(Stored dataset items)
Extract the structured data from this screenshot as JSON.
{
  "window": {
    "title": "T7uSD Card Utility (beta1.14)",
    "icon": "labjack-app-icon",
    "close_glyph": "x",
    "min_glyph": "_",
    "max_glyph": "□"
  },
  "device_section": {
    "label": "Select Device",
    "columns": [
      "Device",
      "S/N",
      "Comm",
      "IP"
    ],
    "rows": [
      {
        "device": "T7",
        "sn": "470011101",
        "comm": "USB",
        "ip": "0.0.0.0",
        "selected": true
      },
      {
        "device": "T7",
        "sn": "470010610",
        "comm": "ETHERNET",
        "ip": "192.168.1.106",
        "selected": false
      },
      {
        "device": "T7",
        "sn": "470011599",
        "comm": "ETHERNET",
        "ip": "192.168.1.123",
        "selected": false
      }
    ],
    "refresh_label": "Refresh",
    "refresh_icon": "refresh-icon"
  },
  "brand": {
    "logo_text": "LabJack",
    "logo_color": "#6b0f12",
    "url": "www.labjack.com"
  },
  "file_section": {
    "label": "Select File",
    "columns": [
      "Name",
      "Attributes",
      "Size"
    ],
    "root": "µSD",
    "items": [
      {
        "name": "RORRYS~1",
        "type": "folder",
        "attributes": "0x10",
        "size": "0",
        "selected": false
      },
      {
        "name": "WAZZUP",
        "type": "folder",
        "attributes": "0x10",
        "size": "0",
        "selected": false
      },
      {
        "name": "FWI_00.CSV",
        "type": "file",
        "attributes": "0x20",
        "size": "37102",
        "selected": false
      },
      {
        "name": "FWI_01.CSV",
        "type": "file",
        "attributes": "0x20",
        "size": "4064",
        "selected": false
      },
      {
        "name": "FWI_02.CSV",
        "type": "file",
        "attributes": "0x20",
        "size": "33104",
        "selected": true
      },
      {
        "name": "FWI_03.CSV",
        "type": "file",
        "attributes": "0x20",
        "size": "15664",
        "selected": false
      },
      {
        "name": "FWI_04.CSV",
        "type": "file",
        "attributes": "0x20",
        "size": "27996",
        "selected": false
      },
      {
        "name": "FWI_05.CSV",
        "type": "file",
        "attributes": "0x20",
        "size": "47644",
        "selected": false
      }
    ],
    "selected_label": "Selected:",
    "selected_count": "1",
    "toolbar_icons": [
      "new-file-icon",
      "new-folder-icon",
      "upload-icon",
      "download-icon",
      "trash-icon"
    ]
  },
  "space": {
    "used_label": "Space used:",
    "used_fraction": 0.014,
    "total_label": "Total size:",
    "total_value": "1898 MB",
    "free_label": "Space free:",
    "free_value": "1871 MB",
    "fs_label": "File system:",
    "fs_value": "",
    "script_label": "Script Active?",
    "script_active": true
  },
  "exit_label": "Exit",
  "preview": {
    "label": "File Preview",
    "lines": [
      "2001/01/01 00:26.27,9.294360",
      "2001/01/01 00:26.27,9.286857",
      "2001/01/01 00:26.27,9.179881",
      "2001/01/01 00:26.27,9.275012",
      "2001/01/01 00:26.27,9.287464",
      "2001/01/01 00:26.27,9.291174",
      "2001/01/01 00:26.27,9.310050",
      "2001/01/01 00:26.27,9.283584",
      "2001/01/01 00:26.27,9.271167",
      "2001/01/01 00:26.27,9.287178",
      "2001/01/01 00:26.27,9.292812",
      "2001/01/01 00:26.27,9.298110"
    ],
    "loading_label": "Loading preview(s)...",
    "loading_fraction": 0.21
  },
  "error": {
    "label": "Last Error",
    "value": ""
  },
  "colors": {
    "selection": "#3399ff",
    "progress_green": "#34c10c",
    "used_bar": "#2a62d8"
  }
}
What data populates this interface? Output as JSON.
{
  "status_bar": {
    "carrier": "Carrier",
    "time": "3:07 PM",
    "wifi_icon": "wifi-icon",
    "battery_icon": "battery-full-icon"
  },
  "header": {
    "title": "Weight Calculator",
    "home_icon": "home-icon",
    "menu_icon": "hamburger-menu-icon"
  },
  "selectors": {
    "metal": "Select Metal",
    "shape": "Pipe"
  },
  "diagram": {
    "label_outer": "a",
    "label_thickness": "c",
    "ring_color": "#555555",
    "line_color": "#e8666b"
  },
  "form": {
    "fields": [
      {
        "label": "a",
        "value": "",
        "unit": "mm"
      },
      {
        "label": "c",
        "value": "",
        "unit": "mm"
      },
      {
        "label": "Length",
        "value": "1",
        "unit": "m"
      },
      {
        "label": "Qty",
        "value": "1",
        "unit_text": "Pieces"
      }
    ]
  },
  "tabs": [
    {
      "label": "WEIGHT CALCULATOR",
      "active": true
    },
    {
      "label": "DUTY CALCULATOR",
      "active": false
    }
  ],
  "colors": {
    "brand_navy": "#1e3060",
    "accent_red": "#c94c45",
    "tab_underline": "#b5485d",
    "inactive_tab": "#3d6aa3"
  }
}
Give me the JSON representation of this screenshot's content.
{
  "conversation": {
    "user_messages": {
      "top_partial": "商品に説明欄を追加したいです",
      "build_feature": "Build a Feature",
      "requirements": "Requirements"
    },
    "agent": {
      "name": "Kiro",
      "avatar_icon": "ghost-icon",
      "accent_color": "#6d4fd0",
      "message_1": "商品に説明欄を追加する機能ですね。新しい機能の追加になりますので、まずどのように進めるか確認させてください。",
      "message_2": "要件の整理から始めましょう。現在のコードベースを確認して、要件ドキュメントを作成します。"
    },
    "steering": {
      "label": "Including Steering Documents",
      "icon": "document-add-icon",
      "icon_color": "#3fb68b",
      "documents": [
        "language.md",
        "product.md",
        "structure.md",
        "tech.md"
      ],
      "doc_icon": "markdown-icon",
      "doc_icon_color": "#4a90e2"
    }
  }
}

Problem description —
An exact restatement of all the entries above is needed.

The completed task —
Extract the structured data from this screenshot as JSON.
{
  "window": {
    "title": "T7uSD Card Utility (beta1.14)",
    "icon": "labjack-app-icon",
    "close_glyph": "x",
    "min_glyph": "_",
    "max_glyph": "□"
  },
  "device_section": {
    "label": "Select Device",
    "columns": [
      "Device",
      "S/N",
      "Comm",
      "IP"
    ],
    "rows": [
      {
        "device": "T7",
        "sn": "470011101",
        "comm": "USB",
        "ip": "0.0.0.0",
        "selected": true
      },
      {
        "device": "T7",
        "sn": "470010610",
        "comm": "ETHERNET",
        "ip": "192.168.1.106",
        "selected": false
      },
      {
        "device": "T7",
        "sn": "470011599",
        "comm": "ETHERNET",
        "ip": "192.168.1.123",
        "selected": false
      }
    ],
    "refresh_label": "Refresh",
    "refresh_icon": "refresh-icon"
  },
  "brand": {
    "logo_text": "LabJack",
    "logo_color": "#6b0f12",
    "url": "www.labjack.com"
  },
  "file_section": {
    "label": "Select File",
    "columns": [
      "Name",
      "Attributes",
      "Size"
    ],
    "root": "µSD",
    "items": [
      {
        "name": "RORRYS~1",
        "type": "folder",
        "attributes": "0x10",
        "size": "0",
        "selected": false
      },
      {
        "name": "WAZZUP",
        "type": "folder",
        "attributes": "0x10",
        "size": "0",
        "selected": false
      },
      {
        "name": "FWI_00.CSV",
        "type": "file",
        "attributes": "0x20",
        "size": "37102",
        "selected": false
      },
      {
        "name": "FWI_01.CSV",
        "type": "file",
        "attributes": "0x20",
        "size": "4064",
        "selected": false
      },
      {
        "name": "FWI_02.CSV",
        "type": "file",
        "attributes": "0x20",
        "size": "33104",
        "selected": true
      },
      {
        "name": "FWI_03.CSV",
        "type": "file",
        "attributes": "0x20",
        "size": "15664",
        "selected": false
      },
      {
        "name": "FWI_04.CSV",
        "type": "file",
        "attributes": "0x20",
        "size": "27996",
        "selected": false
      },
      {
        "name": "FWI_05.CSV",
        "type": "file",
        "attributes": "0x20",
        "size": "47644",
        "selected": false
      }
    ],
    "selected_label": "Selected:",
    "selected_count": "1",
    "toolbar_icons": [
      "new-file-icon",
      "new-folder-icon",
      "upload-icon",
      "download-icon",
      "trash-icon"
    ]
  },
  "space": {
    "used_label": "Space used:",
    "used_fraction": 0.014,
    "total_label": "Total size:",
    "total_value": "1898 MB",
    "free_label": "Space free:",
    "free_value": "1871 MB",
    "fs_label": "File system:",
    "fs_value": "",
    "script_label": "Script Active?",
    "script_active": true
  },
  "exit_label": "Exit",
  "preview": {
    "label": "File Preview",
    "lines": [
      "2001/01/01 00:26.27,9.294360",
      "2001/01/01 00:26.27,9.286857",
      "2001/01/01 00:26.27,9.179881",
      "2001/01/01 00:26.27,9.275012",
      "2001/01/01 00:26.27,9.287464",
      "2001/01/01 00:26.27,9.291174",
      "2001/01/01 00:26.27,9.310050",
      "2001/01/01 00:26.27,9.283584",
      "2001/01/01 00:26.27,9.271167",
      "2001/01/01 00:26.27,9.287178",
      "2001/01/01 00:26.27,9.292812",
      "2001/01/01 00:26.27,9.298110"
    ],
    "loading_label": "Loading preview(s)...",
    "loading_fraction": 0.21
  },
  "error": {
    "label": "Last Error",
    "value": ""
  },
  "colors": {
    "selection": "#3399ff",
    "progress_green": "#34c10c",
    "used_bar": "#2a62d8"
  }
}
What data populates this interface? Output as JSON.
{
  "status_bar": {
    "carrier": "Carrier",
    "time": "3:07 PM",
    "wifi_icon": "wifi-icon",
    "battery_icon": "battery-full-icon"
  },
  "header": {
    "title": "Weight Calculator",
    "home_icon": "home-icon",
    "menu_icon": "hamburger-menu-icon"
  },
  "selectors": {
    "metal": "Select Metal",
    "shape": "Pipe"
  },
  "diagram": {
    "label_outer": "a",
    "label_thickness": "c",
    "ring_color": "#555555",
    "line_color": "#e8666b"
  },
  "form": {
    "fields": [
      {
        "label": "a",
        "value": "",
        "unit": "mm"
      },
      {
        "label": "c",
        "value": "",
        "unit": "mm"
      },
      {
        "label": "Length",
        "value": "1",
        "unit": "m"
      },
      {
        "label": "Qty",
        "value": "1",
        "unit_text": "Pieces"
      }
    ]
  },
  "tabs": [
    {
      "label": "WEIGHT CALCULATOR",
      "active": true
    },
    {
      "label": "DUTY CALCULATOR",
      "active": false
    }
  ],
  "colors": {
    "brand_navy": "#1e3060",
    "accent_red": "#c94c45",
    "tab_underline": "#b5485d",
    "inactive_tab": "#3d6aa3"
  }
}
Give me the JSON representation of this screenshot's content.
{
  "conversation": {
    "user_messages": {
      "top_partial": "商品に説明欄を追加したいです",
      "build_feature": "Build a Feature",
      "requirements": "Requirements"
    },
    "agent": {
      "name": "Kiro",
      "avatar_icon": "ghost-icon",
      "accent_color": "#6d4fd0",
      "message_1": "商品に説明欄を追加する機能ですね。新しい機能の追加になりますので、まずどのように進めるか確認させてください。",
      "message_2": "要件の整理から始めましょう。現在のコードベースを確認して、要件ドキュメントを作成します。"
    },
    "steering": {
      "label": "Including Steering Documents",
      "icon": "document-add-icon",
      "icon_color": "#3fb68b",
      "documents": [
        "language.md",
        "product.md",
        "structure.md",
        "tech.md"
      ],
      "doc_icon": "markdown-icon",
      "doc_icon_color": "#4a90e2"
    }
  }
}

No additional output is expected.